### TASK INSTRUCTIONS
All records must be restated word for word.

━━━━━━━━

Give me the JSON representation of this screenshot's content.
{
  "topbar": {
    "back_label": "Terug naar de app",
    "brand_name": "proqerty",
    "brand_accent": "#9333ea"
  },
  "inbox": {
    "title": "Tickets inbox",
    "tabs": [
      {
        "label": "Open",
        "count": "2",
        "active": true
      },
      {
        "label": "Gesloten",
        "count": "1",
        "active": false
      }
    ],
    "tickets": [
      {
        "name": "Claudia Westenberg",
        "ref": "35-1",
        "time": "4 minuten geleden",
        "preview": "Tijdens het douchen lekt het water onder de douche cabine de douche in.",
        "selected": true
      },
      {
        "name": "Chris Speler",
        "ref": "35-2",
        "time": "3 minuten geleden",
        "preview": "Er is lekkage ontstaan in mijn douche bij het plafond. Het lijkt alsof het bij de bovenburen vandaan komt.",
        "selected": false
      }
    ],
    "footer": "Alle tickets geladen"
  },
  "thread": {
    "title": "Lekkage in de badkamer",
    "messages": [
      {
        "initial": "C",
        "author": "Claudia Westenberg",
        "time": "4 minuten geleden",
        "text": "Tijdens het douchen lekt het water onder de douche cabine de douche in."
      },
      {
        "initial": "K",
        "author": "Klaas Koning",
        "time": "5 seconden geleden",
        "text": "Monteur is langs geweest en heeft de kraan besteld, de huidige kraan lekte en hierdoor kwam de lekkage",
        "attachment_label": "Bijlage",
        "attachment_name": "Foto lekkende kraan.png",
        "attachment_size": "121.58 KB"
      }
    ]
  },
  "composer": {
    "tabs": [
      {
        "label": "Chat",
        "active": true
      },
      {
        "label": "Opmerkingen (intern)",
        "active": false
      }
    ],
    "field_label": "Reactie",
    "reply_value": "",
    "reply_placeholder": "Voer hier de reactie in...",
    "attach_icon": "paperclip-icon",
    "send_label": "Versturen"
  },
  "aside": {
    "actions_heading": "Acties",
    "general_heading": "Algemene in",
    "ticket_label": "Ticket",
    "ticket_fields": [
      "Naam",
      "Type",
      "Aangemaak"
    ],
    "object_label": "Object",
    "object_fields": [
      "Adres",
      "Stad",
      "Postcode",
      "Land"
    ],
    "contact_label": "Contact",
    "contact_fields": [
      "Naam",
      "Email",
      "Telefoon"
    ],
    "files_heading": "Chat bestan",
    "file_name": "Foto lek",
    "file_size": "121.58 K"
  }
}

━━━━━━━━

### WRITTEN RESPONSE
Give me the JSON representation of this screenshot's content.
{
  "topbar": {
    "back_label": "Terug naar de app",
    "brand_name": "proqerty",
    "brand_accent": "#9333ea"
  },
  "inbox": {
    "title": "Tickets inbox",
    "tabs": [
      {
        "label": "Open",
        "count": "2",
        "active": true
      },
      {
        "label": "Gesloten",
        "count": "1",
        "active": false
      }
    ],
    "tickets": [
      {
        "name": "Claudia Westenberg",
        "ref": "35-1",
        "time": "4 minuten geleden",
        "preview": "Tijdens het douchen lekt het water onder de douche cabine de douche in.",
        "selected": true
      },
      {
        "name": "Chris Speler",
        "ref": "35-2",
        "time": "3 minuten geleden",
        "preview": "Er is lekkage ontstaan in mijn douche bij het plafond. Het lijkt alsof het bij de bovenburen vandaan komt.",
        "selected": false
      }
    ],
    "footer": "Alle tickets geladen"
  },
  "thread": {
    "title": "Lekkage in de badkamer",
    "messages": [
      {
        "initial": "C",
        "author": "Claudia Westenberg",
        "time": "4 minuten geleden",
        "text": "Tijdens het douchen lekt het water onder de douche cabine de douche in."
      },
      {
        "initial": "K",
        "author": "Klaas Koning",
        "time": "5 seconden geleden",
        "text": "Monteur is langs geweest en heeft de kraan besteld, de huidige kraan lekte en hierdoor kwam de lekkage",
        "attachment_label": "Bijlage",
        "attachment_name": "Foto lekkende kraan.png",
        "attachment_size": "121.58 KB"
      }
    ]
  },
  "composer": {
    "tabs": [
      {
        "label": "Chat",
        "active": true
      },
      {
        "label": "Opmerkingen (intern)",
        "active": false
      }
    ],
    "field_label": "Reactie",
    "reply_value": "",
    "reply_placeholder": "Voer hier de reactie in...",
    "attach_icon": "paperclip-icon",
    "send_label": "Versturen"
  },
  "aside": {
    "actions_heading": "Acties",
    "general_heading": "Algemene in",
    "ticket_label": "Ticket",
    "ticket_fields": [
      "Naam",
      "Type",
      "Aangemaak"
    ],
    "object_label": "Object",
    "object_fields": [
      "Adres",
      "Stad",
      "Postcode",
      "Land"
    ],
    "contact_label": "Contact",
    "contact_fields": [
      "Naam",
      "Email",
      "Telefoon"
    ],
    "files_heading": "Chat bestan",
    "file_name": "Foto lek",
    "file_size": "121.58 K"
  }
}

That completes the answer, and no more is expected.